Holier Than Thou
Poison Apple Initiative's show draws reality TV and religion together in a thoughtful, thought-provoking way
Reviewed by Jillian Owens, Fri., July 5, 2013
Holier Than ThouThe Off Center, 2211-A Hidalgo
Through July 6
Running time: 1 hr.
I usually hear the phrase "holier than thou" tossed around to disparage hipsters. But Bastion Carboni really means it. His new play, a reprise of Poison Apple Initiative's 2012 FronteraFest Long Fringe piece, pits seven angsty reality-TV competitors against one another for the chance to win the almighty powers of Jesus.

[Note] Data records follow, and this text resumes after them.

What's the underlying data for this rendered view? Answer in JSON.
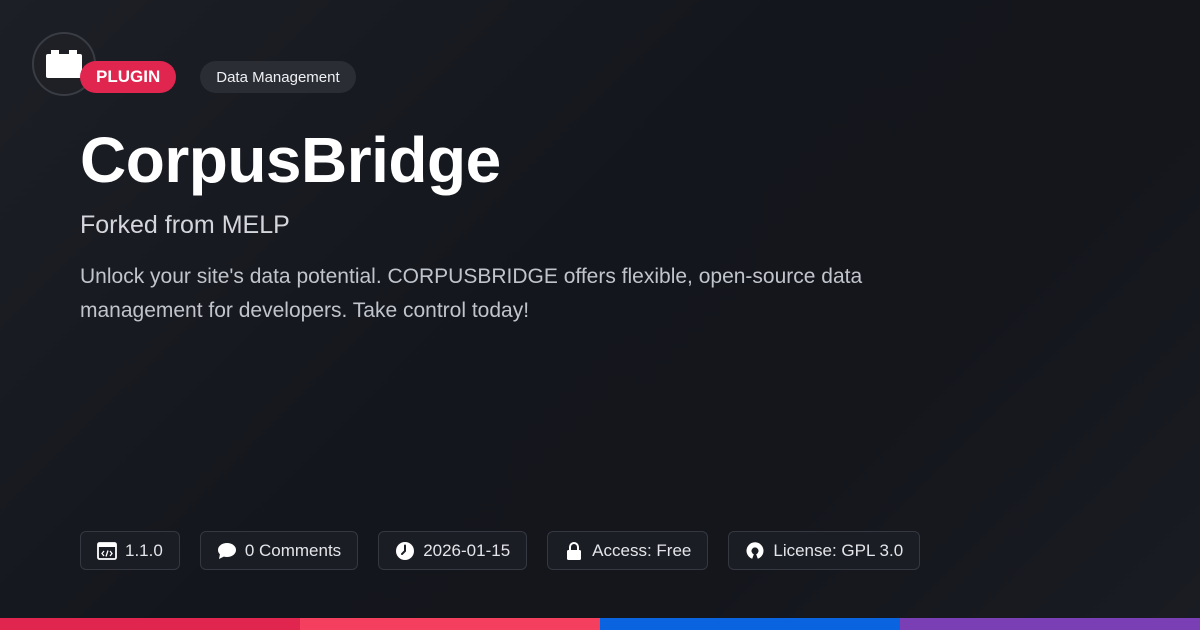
{
  "badges": {
    "type": "PLUGIN",
    "category": "Data Management"
  },
  "title": "CorpusBridge",
  "subtitle": "Forked from MELP",
  "description": "Unlock your site's data potential. CORPUSBRIDGE offers flexible, open-source data management for developers. Take control today!",
  "meta": {
    "version": "1.1.0",
    "comments": "0 Comments",
    "date": "2026-01-15",
    "access": "Access: Free",
    "license": "License: GPL 3.0"
  },
  "icons": {
    "logo": "plugin-block-icon",
    "version": "code-window-icon",
    "comments": "speech-bubble-icon",
    "date": "clock-icon",
    "access": "lock-icon",
    "license": "open-source-icon"
  },
  "colors": {
    "accent": "#e0254f",
    "bottom_bar": [
      "#e0254f",
      "#f43f5e",
      "#0a64e0",
      "#7b3fb5"
    ]
  }
}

Carboni's powerful script and Bethany Perkins' energetic staging haven't changed much from the first production. The hourlong show begins with belly-laughworthy "audition footage" of several contenders who didn't make the cut: They say they'll use the powers to get that "Jesus hang time," to create "#worldpeace" (#perfect!), or to save the unborn from the 'bortionists. Almost 20 minutes later, the finalists' faces flicker onscreen for preshow interviews in which they're just as cocky and slutty and obnoxious as any self-respecting Real World roomies. The seven include Basil (Austin Alexander), a hyper-confident martial arts instructor; Dylan (Kacy Todd), the girl you saw dancing on the bar that one time; Donny (Joshua Baker), the token disabled competitor; and Rachel (Jen Brown), the badass secular Jew who calls Jesus out on his "psych 101 bullshit."
Though the videos are delightful and set the tone for the documentary-style play, they go on for too long. It's almost unfair to the muscular cast and Carboni's sharp wit to have a third of the performance recorded. Once we meet them in the flesh, the contestants tell their story as if on a reunion special on VH1. They sit in simple chairs and address the audience directly, which is as arresting as it is effective. It does occasionally feel static, but under Perkins' excellent direction, the stationary script becomes a humming force of potential energy. The actors never miss a beat, and though their characters are caricatures, each has beautiful moments of honesty and vulnerability, especially toward the end of the play, as they describe what being on a reality show is really like. Melanie Conrad is especially enchanting as Lila, the quietest of the crew, and Todd shines in the show's final moments.
The TV show is morally ambiguous, with challenges that include a leper scavenger hunt and turning water to wine by any means necessary (including opening some veins). But as Dan Solomon pointed out in his 2012 review of the play, the rules are somewhat unclear. Jesus himself is the host, but we're not sure exactly how the challenges or voting-off process works, and the conditions that come with the prize are disturbing and unexpected. It's not perfect, but hey, who is? Holier Than Thou thoughtfully draws popular culture and religious fervor together, a combination that leaves us with something to chew on long after the lights dim.